On October 28th, she was rushed from the convalescent facility to the hospital with a diagnosis of pneumonia. By the 29th, we were told she'd likely pass soon. This was the same day I was supposed to attend an awards ceremony in Hollywood to accept a prize that my book, Trick or Treat: A History of Halloween, had just received. My publisher was excited about me attending; I warned them that I might not be able to. When the phone hadn't rung by the time I was to leave, I took a chance and went to accept the award.
On the 31st, she was moved to a small board-and-care facility and assigned hospice care. Ed and I began to go through her papers, in preparation for settling her estate.
The next day I walked in to see her at the board-and-care, and she looked at me and said, "There's my baby!" I just froze in shock.
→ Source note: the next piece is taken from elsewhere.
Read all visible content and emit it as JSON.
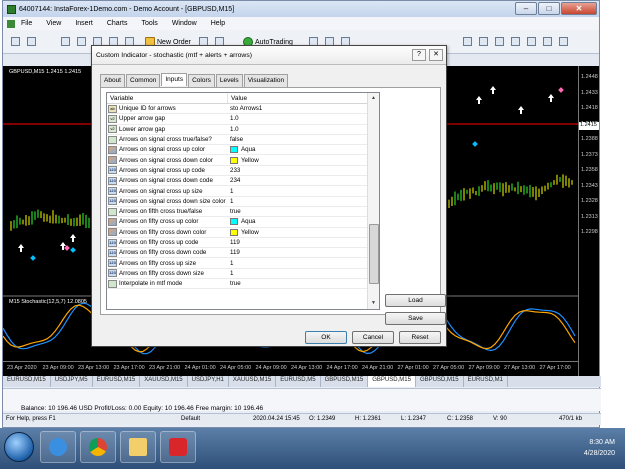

I was literally completely stunned. She'd been unresponsive for weeks. She was supposed to be dying from pneumonia. Instead, she was sitting up in bed, breathing freely, and happy to see me. She'd obviously once again snapped out of delirium.
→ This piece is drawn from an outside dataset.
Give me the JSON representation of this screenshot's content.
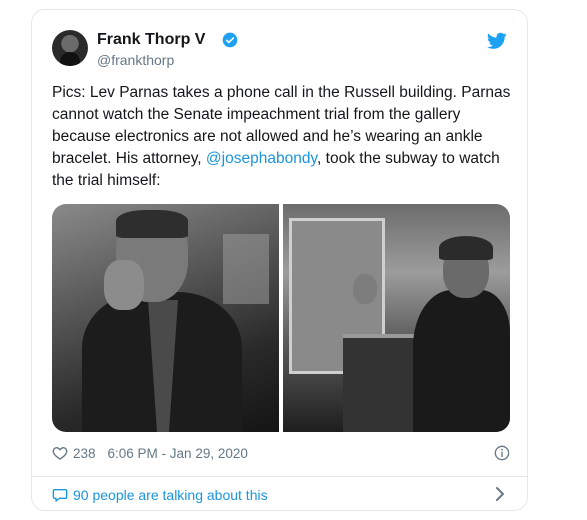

It wasn't an instantaneous recovery this time - for several weeks she wavered in and out of awareness. But by the end of the month she was completely lucid and clearly no longer in need of hospice care.
I began the process of wading through the morass of health care, trying to get her switched from hospice to home health; she was lucid again, but had been bed-ridden for so long that she'd lost the use of her legs. She would need physical therapy to regain her ability to walk.
It's taken us a month to work through the maze, but today she started physical therapy. Not only do I expect her to make a full recovery, but she will return home more lucid and clearer than she's been in years.
I blame the American medical industry for what she's been through. She's been on a merry-go-round of doctors who are only too happy to prescribe yet more medications, and who don't ever seem to bother to check either medication conflicts or long-term side effects. I've researched some of the drugs she was on, and learned things about them that have made me want to seek out a few doctors for good thrashings. There is no question that she was over-medicated and badly treated by doctors. I think at least one hospital literally lied about her care and another misdiagnosed her. I think hospitals and facilities have made a fortune off billing her insurance company for treatments she didn't need or just plain didn't even receive.
The good news is that she is now almost free of medications, has a new doctor who is leery of pills, and is in better mental shape than she's been in years. She's reading again, talking to friends, and we had a splendid Christmas lunch at a great restaurant. She's looking forward to the future, and so am I.
I would like to take this opportunity to thank those who offered me legal and medical advice when I most needed it, and to offer up my own words of wisdom: Don't place your trust in doctors, don't believe anyone who tells you America has a great health care system, and be very wary of any medications.
Here's to a happier, healthier, calmer 2013 for everyone.